Encourage self organized communities of practice
Are you familiar with knowledge flow problems in your organization? Such day-to-day experiences can interfere with an organization‘s efficiency and performance. An example of an issue might be that a manager notices a worker or colleague is not open to sharing his position‘s knowledge, so the manager needs to reinvent processes that already exist.
For high productivity of knowledge work, a culture of knowledge sharing is a must. The culture of bureaucratic organizations does not encourage knowledge sharing. A lack of knowledge sharing and knowledge management in an organization is a Barrier to innovation.
The common form of innovation is a start-up, alas; successful start-ups, which grow into organizations, soon lose their innovative spirit and find it difficult to compete in new products, services, solutions, process etc. For a growing organization to stay competitive - Internal Innovation Management is a must!
For innovation we need to develop an entrepreneurial spirit which is not the strength of most employees, who prefer job security and confidence with no risk-taking. In the innovation age we expect them to become entrepreneurs internally and in order to succeed they need a lot of encouragement, empowerment, support - this is the challenge of INTRAPRENEURSHIP or what Prof. Gary Hamel calls - bringing the Silicon Valley inside. This demands a different management style and attitude from the current traditional management culture.
Communities of practice (CoPs) are a social model whose basic claim is that learning, innovation, and collaboration are social processes.
CoPs are networks of people who have common interests, share a field of specialization, have known each other over a period of time, and trust each other.

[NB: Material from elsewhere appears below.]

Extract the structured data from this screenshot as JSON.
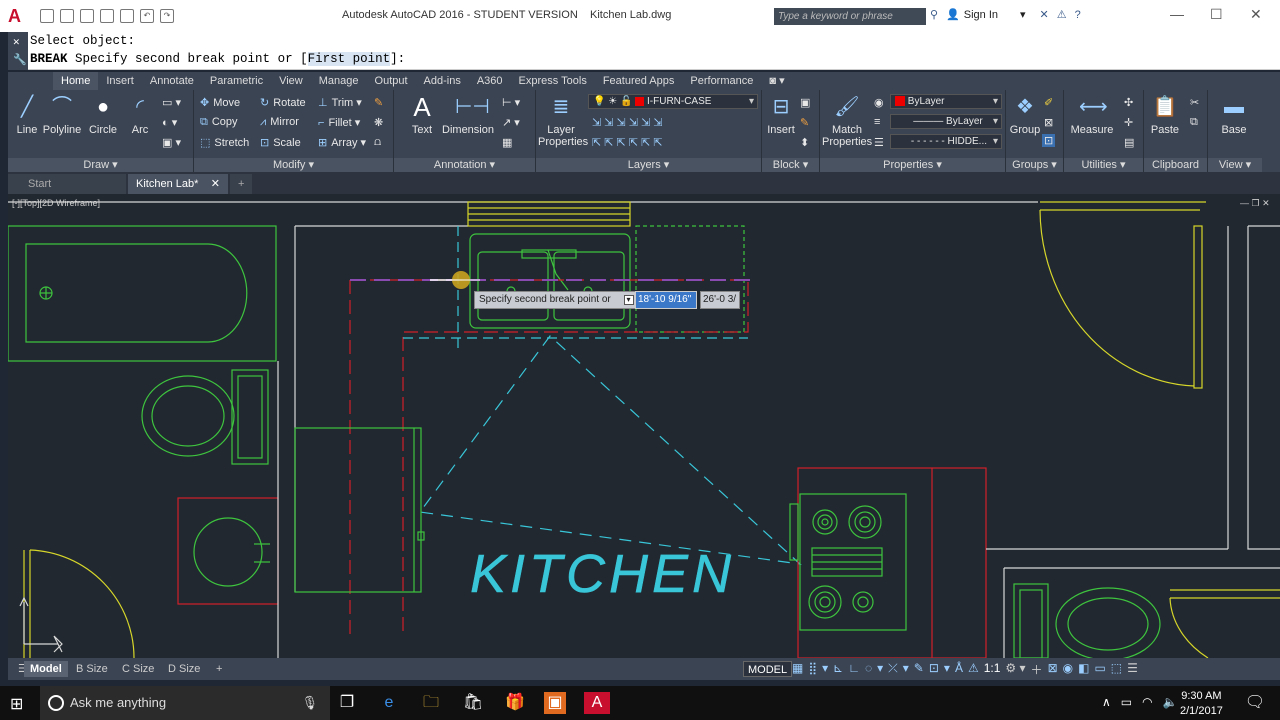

Therefore it is natural and easy for them to share and create new knowledge, either as a group or as individuals inspired by the group.
The CoPs may have different forms: they may be formal, like a successful professional team of mechanical engineers in an organization, or informal, like a group of middle managers from various departments of the organization with some common interests.

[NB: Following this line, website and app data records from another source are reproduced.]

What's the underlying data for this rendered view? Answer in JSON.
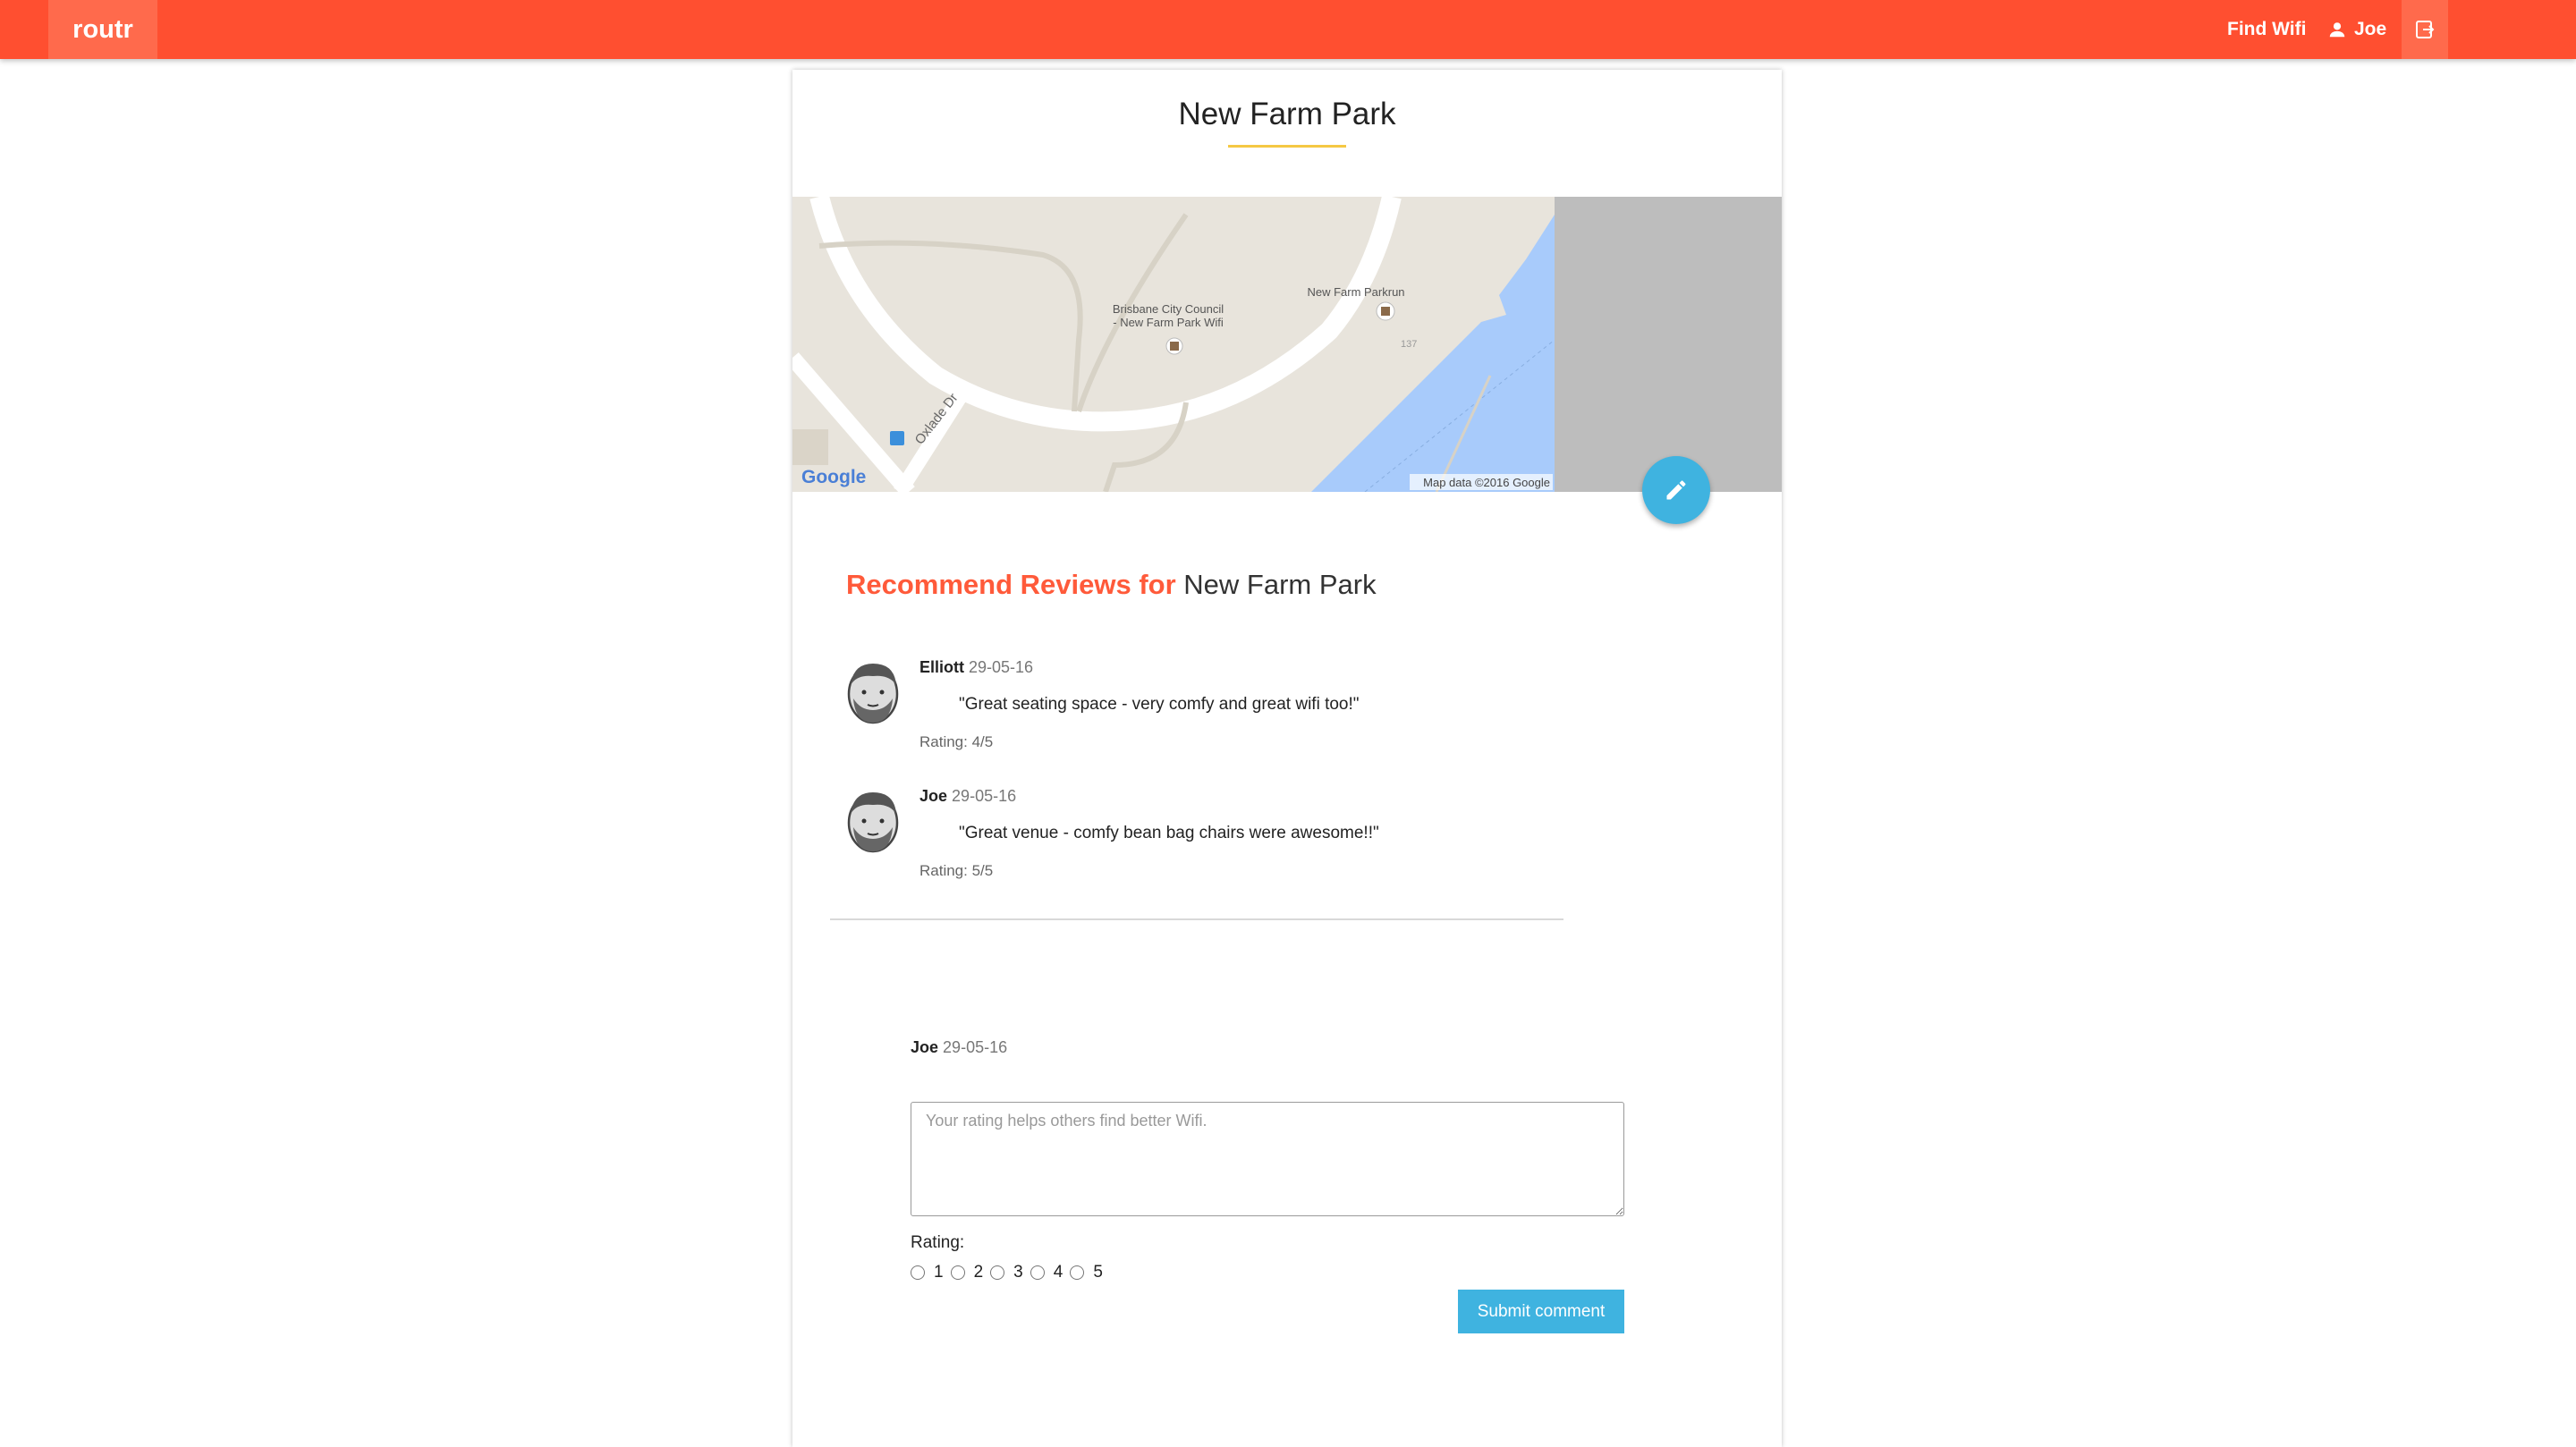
{
  "topbar": {
    "brand": "routr",
    "find_wifi": "Find Wifi",
    "user_name": "Joe",
    "colors": {
      "bar": "#ff4f30",
      "brand_bg": "#ff6a4c"
    }
  },
  "page": {
    "title": "New Farm Park"
  },
  "map": {
    "labels": {
      "poi_wifi_line1": "Brisbane City Council",
      "poi_wifi_line2": "- New Farm Park Wifi",
      "poi_parkrun": "New Farm Parkrun",
      "street": "Oxlade Dr",
      "number": "137",
      "attribution": "Map data ©2016 Google",
      "logo": "Google"
    }
  },
  "reviews": {
    "heading_accent": "Recommend Reviews for",
    "heading_place": "New Farm Park",
    "items": [
      {
        "name": "Elliott",
        "date": "29-05-16",
        "text": "\"Great seating space - very comfy and great wifi too!\"",
        "rating": "Rating: 4/5"
      },
      {
        "name": "Joe",
        "date": "29-05-16",
        "text": "\"Great venue - comfy bean bag chairs were awesome!!\"",
        "rating": "Rating: 5/5"
      }
    ]
  },
  "comment_form": {
    "user_name": "Joe",
    "date": "29-05-16",
    "textarea_placeholder": "Your rating helps others find better Wifi.",
    "textarea_value": "",
    "rating_label": "Rating:",
    "rating_options": [
      "1",
      "2",
      "3",
      "4",
      "5"
    ],
    "submit_label": "Submit comment",
    "accent_color": "#3fb3e0"
  }
}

The reason that interactions are so important for knowledge management is that they allow for the exchange and creation of tacit knowledge. Tacit knowledge is different from explicit knowledge, which is documented or written in a codified and explicit form. Tacit knowledge is inside people‘s heads. Tacit knowledge is expressed in responding to new situations and problems, thus creating new knowledge.
Knowledge is the most important asset of a modern organization. Communities of Practice (CoPs) are the best instrument of Knowledge creation and sharing and so it is the best model to hack bureaucracy, and allow for knowledge sharing resulting in higher productivity of knowledge and innovation. CoPs develop a culture of experimentation and learning from failures and generating new ideas.

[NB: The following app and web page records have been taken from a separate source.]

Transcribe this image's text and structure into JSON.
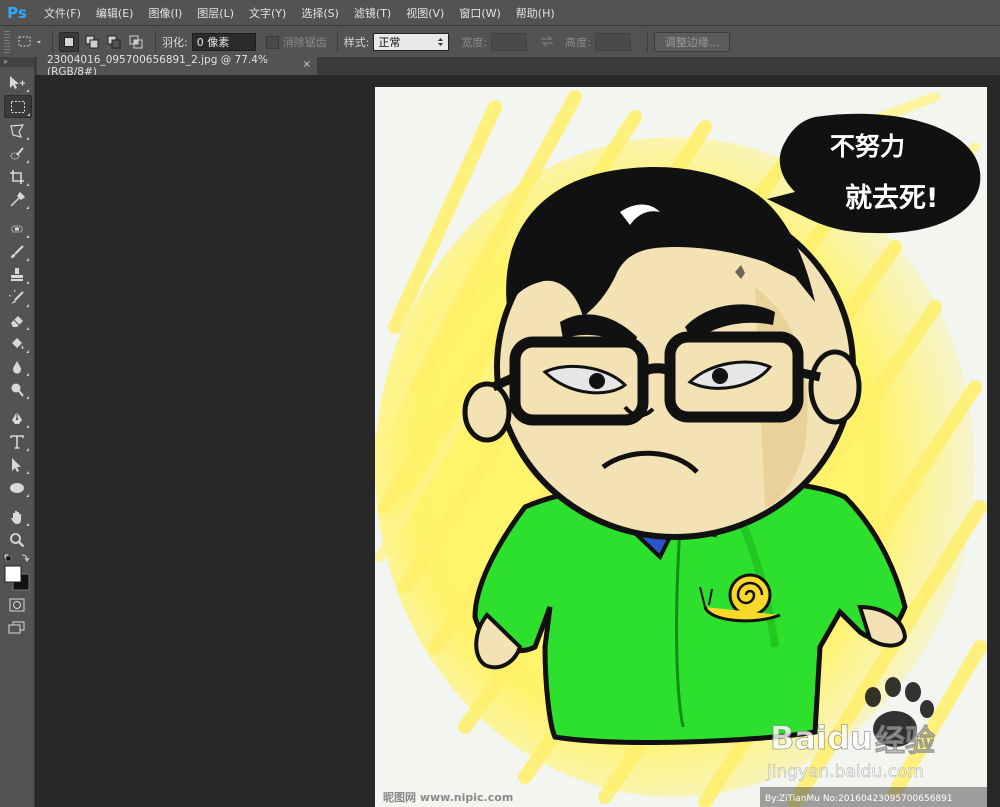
{
  "app": {
    "logo": "Ps"
  },
  "menu": [
    {
      "label": "文件(F)"
    },
    {
      "label": "编辑(E)"
    },
    {
      "label": "图像(I)"
    },
    {
      "label": "图层(L)"
    },
    {
      "label": "文字(Y)"
    },
    {
      "label": "选择(S)"
    },
    {
      "label": "滤镜(T)"
    },
    {
      "label": "视图(V)"
    },
    {
      "label": "窗口(W)"
    },
    {
      "label": "帮助(H)"
    }
  ],
  "options": {
    "feather_label": "羽化:",
    "feather_value": "0 像素",
    "antialias_label": "消除锯齿",
    "style_label": "样式:",
    "style_value": "正常",
    "width_label": "宽度:",
    "height_label": "高度:",
    "refine_edge_label": "调整边缘..."
  },
  "document": {
    "tab_title": "23004016_095700656891_2.jpg @ 77.4%(RGB/8#)",
    "close_glyph": "×"
  },
  "artwork": {
    "speech_line1": "不努力",
    "speech_line2": "就去死!",
    "watermark_baidu": "Baidu",
    "watermark_jingyan_cn": "经验",
    "watermark_site": "jingyan.baidu.com",
    "nipic_mark": "昵图网 www.nipic.com",
    "byline": "By:ZiTianMu No:20160423095700656891"
  },
  "colors": {
    "menubar_bg": "#535353",
    "canvas_bg": "#282828",
    "accent_ps": "#31a8ff",
    "shirt_green": "#2ee02e",
    "collar_blue": "#2a54c8",
    "skin": "#f2e2b4",
    "yellow_bg": "#fff36a"
  }
}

An organization where communities of practice flourish becomes a learning organization with major contributions to waste cutting and innovative solutions.
1. Managers are afraid to let go. They are stuck in command and control management and become the barrier for self-organized learning communities.
2. In an era of knowledge work, employees often translate knowledge to power and so are reluctant to share knowledge.
3. A fear to use technological infrastructure which arises from a concern of important information leak.
Invite all stakeholders to a face to face or an online kick off meeting. Let people raise problems they would like to explore and solve together. Allow and encourage these new communities to go on with this knowledge sharing and knowledge creating activities beyond the first meeting as long as they wish.
Eve Mitleton Kelly